Sr Alison and Lydia paint the Boot Room brilliant white

Yesterday I walked over to the Church of St Mary the Virgin at nearby Woodhorn. It is conjectured that Woodhorn is the ‘Wudecestre’ granted to St Cuthbert by the former Northumbrian King Ceolwulf when he entered the monastery of Lindisfarne in 737AD. So far, the only thing I’ve been able to give my monastery is a Pyrex oven dish. Parts of the Church are certainly pre-Conquest, and additional wall foundations have been found underneath the medieval chancel. Originally the mother Church of Newbiggin (see above), it has been deconsecrated since 1972. Since then it has unfortunately been the target of occasional vandalism.

The crows were chattering loudly in the trees as I walked around the graveyard. Many of the stones bear old Northumbrian names – Ord, Fenwick, Hindhaugh, Charlton -, and there are memorials to the local gentry, the Cresswells of Cresswell. Of their Greek Revival mansion nothing but an elegant colonnade now remains, hidden in woodland a couple of miles further up the coast and daubed in Punk-dedicated graffiti. Many of the gravestones also bear moving testimony to the area’s early mining history: Thomas Beal, aged 10, who was killed in 1864 while playing on surface machinery; George Graham, a 45 year-old hewer who was killed by a fall of coal, and 17 year-old John Brown, crushed by a cage in 1860.

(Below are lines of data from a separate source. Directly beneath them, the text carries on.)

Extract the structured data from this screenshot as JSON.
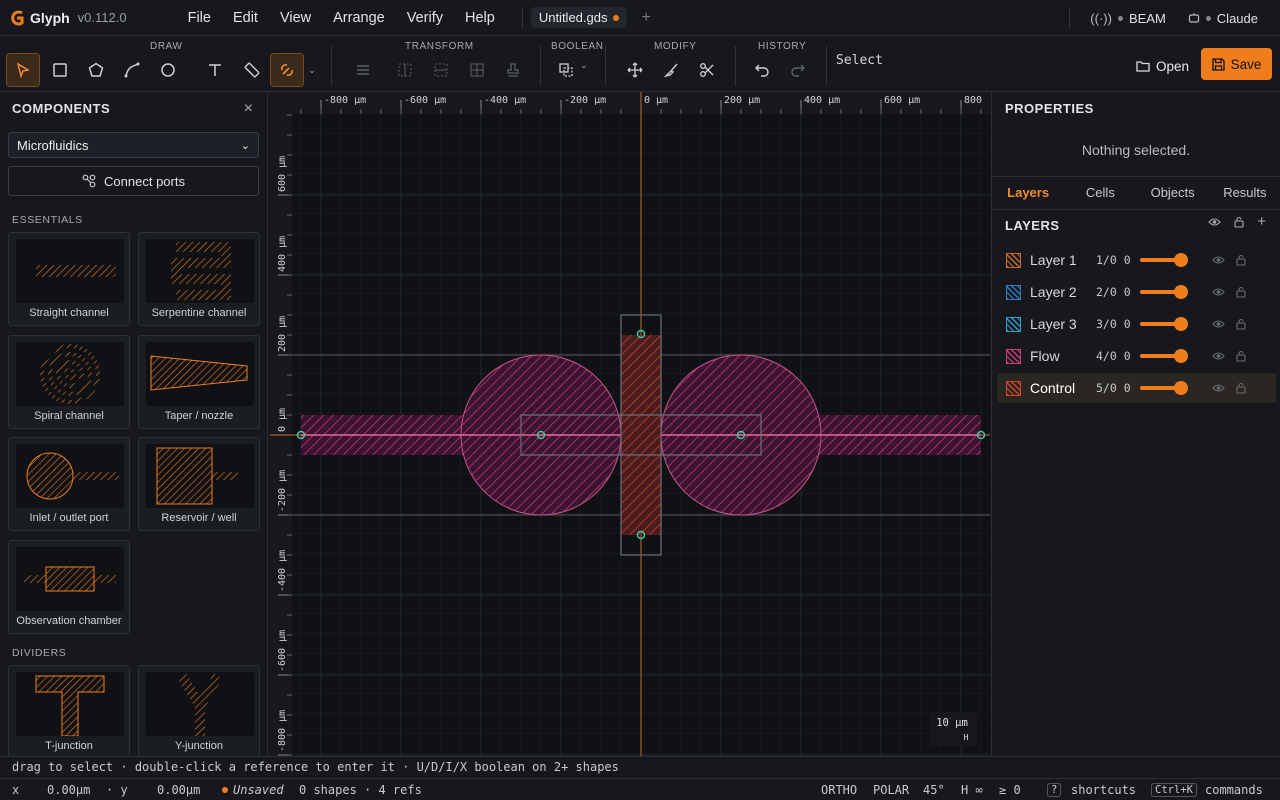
{
  "app": {
    "name": "Glyph",
    "version": "v0.112.0"
  },
  "menu": [
    "File",
    "Edit",
    "View",
    "Arrange",
    "Verify",
    "Help"
  ],
  "file_tab": {
    "name": "Untitled.gds",
    "modified": true
  },
  "integrations": [
    "BEAM",
    "Claude"
  ],
  "toolbar": {
    "groups": [
      "DRAW",
      "TRANSFORM",
      "BOOLEAN",
      "MODIFY",
      "HISTORY"
    ],
    "mode": "Select",
    "open_label": "Open",
    "save_label": "Save"
  },
  "components": {
    "title": "COMPONENTS",
    "library": "Microfluidics",
    "connect_label": "Connect ports",
    "essentials_label": "ESSENTIALS",
    "dividers_label": "DIVIDERS",
    "essentials": [
      "Straight channel",
      "Serpentine channel",
      "Spiral channel",
      "Taper / nozzle",
      "Inlet / outlet port",
      "Reservoir / well",
      "Observation chamber"
    ],
    "dividers": [
      "T-junction",
      "Y-junction"
    ]
  },
  "canvas": {
    "x_ticks": [
      "-800 µm",
      "-600 µm",
      "-400 µm",
      "-200 µm",
      "0 µm",
      "200 µm",
      "400 µm",
      "600 µm",
      "800"
    ],
    "y_ticks": [
      "600 µm",
      "400 µm",
      "200 µm",
      "0 µm",
      "-200 µm",
      "-400 µm",
      "-600 µm",
      "-800 µm"
    ],
    "scale_label": "10 µm",
    "scale_sub": "H"
  },
  "properties": {
    "title": "PROPERTIES",
    "empty_text": "Nothing selected.",
    "tabs": [
      "Layers",
      "Cells",
      "Objects",
      "Results"
    ],
    "active_tab": "Layers",
    "layers_title": "LAYERS"
  },
  "layers": [
    {
      "name": "Layer 1",
      "num": "1/0",
      "val": "0",
      "color": "#c8692a"
    },
    {
      "name": "Layer 2",
      "num": "2/0",
      "val": "0",
      "color": "#2a7fc8"
    },
    {
      "name": "Layer 3",
      "num": "3/0",
      "val": "0",
      "color": "#2a9fc8"
    },
    {
      "name": "Flow",
      "num": "4/0",
      "val": "0",
      "color": "#d23a7a"
    },
    {
      "name": "Control",
      "num": "5/0",
      "val": "0",
      "color": "#d8422a"
    }
  ],
  "hint": "drag to select · double-click a reference to enter it · U/D/I/X boolean on 2+ shapes",
  "status": {
    "x_label": "x",
    "x_val": "0.00µm",
    "y_label": "· y",
    "y_val": "0.00µm",
    "unsaved": "Unsaved",
    "counts": "0 shapes · 4 refs",
    "ortho": "ORTHO",
    "polar": "POLAR",
    "angle": "45°",
    "h": "H ∞",
    "g": "≥ 0",
    "q": "?",
    "shortcuts": "shortcuts",
    "kbd": "Ctrl+K",
    "commands": "commands"
  }
}
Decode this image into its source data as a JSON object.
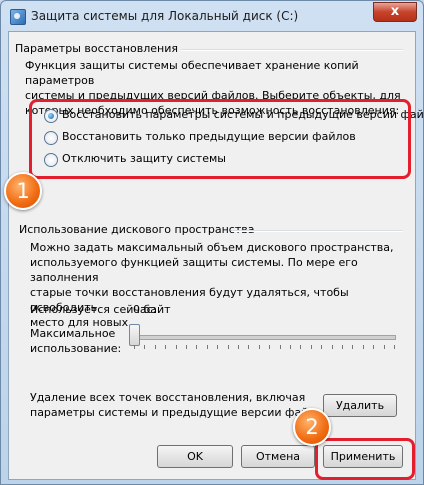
{
  "window": {
    "title": "Защита системы для Локальный диск (C:)",
    "close_label": "x"
  },
  "restore": {
    "group_title": "Параметры восстановления",
    "description": [
      "Функция защиты системы обеспечивает хранение копий параметров",
      "системы и предыдущих версий файлов. Выберите объекты, для",
      "которых необходимо обеспечить возможность восстановления:"
    ],
    "options": [
      {
        "label": "Восстановить параметры системы и предыдущие версии файлов",
        "checked": true
      },
      {
        "label": "Восстановить только предыдущие версии файлов",
        "checked": false
      },
      {
        "label": "Отключить защиту системы",
        "checked": false
      }
    ]
  },
  "disk": {
    "group_title": "Использование дискового пространства",
    "description": [
      "Можно задать максимальный объем дискового пространства,",
      "используемого функцией защиты системы. По мере его заполнения",
      "старые точки восстановления будут удаляться, чтобы освободить",
      "место для новых."
    ],
    "current_label": "Используется сейчас:",
    "current_value": "0 байт",
    "max_label": [
      "Максимальное",
      "использование:"
    ],
    "slider_value": 0
  },
  "delete": {
    "text": [
      "Удаление всех точек восстановления, включая",
      "параметры системы и предыдущие версии файлов."
    ],
    "button": "Удалить"
  },
  "buttons": {
    "ok": "OK",
    "cancel": "Отмена",
    "apply": "Применить"
  },
  "annotations": {
    "badge1": "1",
    "badge2": "2",
    "color": "#e31e2d",
    "badge_color": "#f06a10"
  }
}
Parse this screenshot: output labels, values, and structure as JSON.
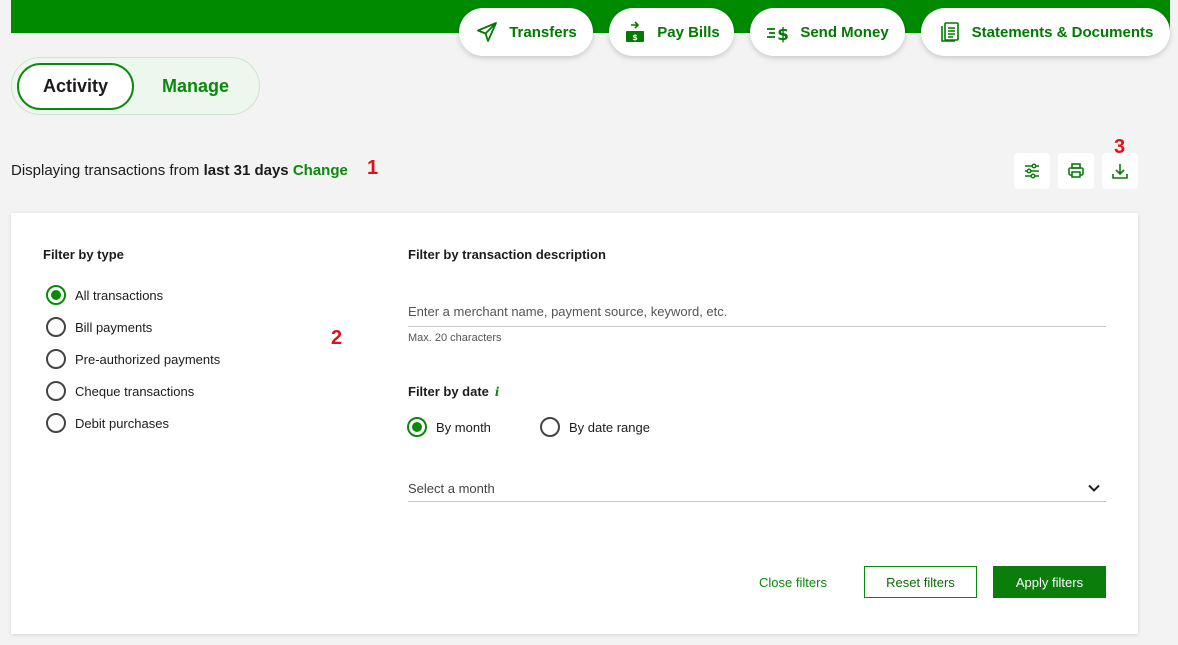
{
  "quick_actions": {
    "transfers": {
      "label": "Transfers",
      "icon": "paper-plane-icon"
    },
    "pay_bills": {
      "label": "Pay Bills",
      "icon": "bill-cash-icon"
    },
    "send_money": {
      "label": "Send Money",
      "icon": "dollar-send-icon"
    },
    "statements": {
      "label": "Statements & Documents",
      "icon": "document-icon"
    }
  },
  "view_toggle": {
    "active": "Activity",
    "inactive": "Manage"
  },
  "display": {
    "prefix": "Displaying transactions from",
    "range": "last 31 days",
    "change_link": "Change"
  },
  "markers": {
    "m1": "1",
    "m2": "2",
    "m3": "3"
  },
  "toolbar": {
    "filter_icon": "sliders-icon",
    "print_icon": "printer-icon",
    "download_icon": "download-icon"
  },
  "filters": {
    "type_title": "Filter by type",
    "types": [
      {
        "label": "All transactions",
        "checked": true
      },
      {
        "label": "Bill payments",
        "checked": false
      },
      {
        "label": "Pre-authorized payments",
        "checked": false
      },
      {
        "label": "Cheque transactions",
        "checked": false
      },
      {
        "label": "Debit purchases",
        "checked": false
      }
    ],
    "desc_title": "Filter by transaction description",
    "desc_placeholder": "Enter a merchant name, payment source, keyword, etc.",
    "desc_helper": "Max. 20 characters",
    "date_title": "Filter by date",
    "date_info": "i",
    "date_modes": [
      {
        "label": "By month",
        "checked": true
      },
      {
        "label": "By date range",
        "checked": false
      }
    ],
    "month_placeholder": "Select a month"
  },
  "actions": {
    "close": "Close filters",
    "reset": "Reset filters",
    "apply": "Apply filters"
  },
  "colors": {
    "brand_green": "#008a00",
    "link_green": "#0a8a0a",
    "marker_red": "#e0101a"
  }
}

There was one gravestone I remembered from a previous visit. It belongs to Jens Christian Gustav Cock, who needless to say was not a local. After his name the inscription reads: ‘aged 26/Master of the brig Embla/of Christiana, Norway/This vessel was wrecked near Line/Burn on the coast of Northumberland/Jan 7 1854’. It adds that the stone was erected by an agent of Lloyds, at the request of the deceased’s brother, Emil. I discovered later that the ship had been carrying salt en route from Portugal to Christiana when it had got caught in a violent storm. It was eventually wrecked on a ridge of rocks three-quarters of a mile out to sea. The body of its young, ‘remarkably handsome’ captain, Jens, was washed-up on shore later that evening. He was found to be carrying twenty-five sovereigns, a few Norwegian banknotes, and a love letter. The body was taken to an adjacent farmhouse on the Cresswell estate, where the inquest was held and the ‘last offices of the dead carefully rendered’. The report ends by noting that ‘he was on Wednesday last interred in the little churchyard at Woodhorn, far away from friends and country’.

Afterwards I visited the cemetery nextdoor. It is awash with garish artificial flowers, and has none of the same charm. I was looking for the plaque put up in memory of my grandparents. It took some searching, but I eventually found it. We’re not a sentimental family to say the least, and I can count on one hand the number of times I’ve been to visit it. But I was pleased I did. Pleased too that it wasn’t marked with a silk posy.

“If you love one dead, then remember him lovingly, and learn from him, precisely as one who is dead; learn the kindness of thought, the definiteness in expression, the strength in unchangeableness, the pride in life which you would not be able to learn as well from any human being, even the most highly gifted…Remember one dead and learn in just this way to love the living disinterestedly, freely, faithfully… Remember one who is dead, and in addition to the blessing which is inseparable from this work of love, you will also have the best guidance to understanding life; that it is one’s duty to love the men we do not see, but also those we do see.” – Soren Kierkegaard

Thursday 21st, Feast of the Ascension – I returned from my nursing duties on Tuesday in time for Lydia’s clothing as a novice, which took place yesterday afternoon in the Chapter Room. Lydia had decided sometime ago to take a name in Religion and will now be known as Sr Gregory. After Vespers we had a small celebration in the courtyard with some enhanced refreshments, where Sr Gregory found out what it’s like to wear a black cotton/polyester habit on a hot day.

The photo everyone in Portland, Oregon has been waiting for: Sr Gregory, discalced.
Br Philip, Br Michael and Sr Gregory with empty glasses (NB. celebrating as members of a multi-generational household….)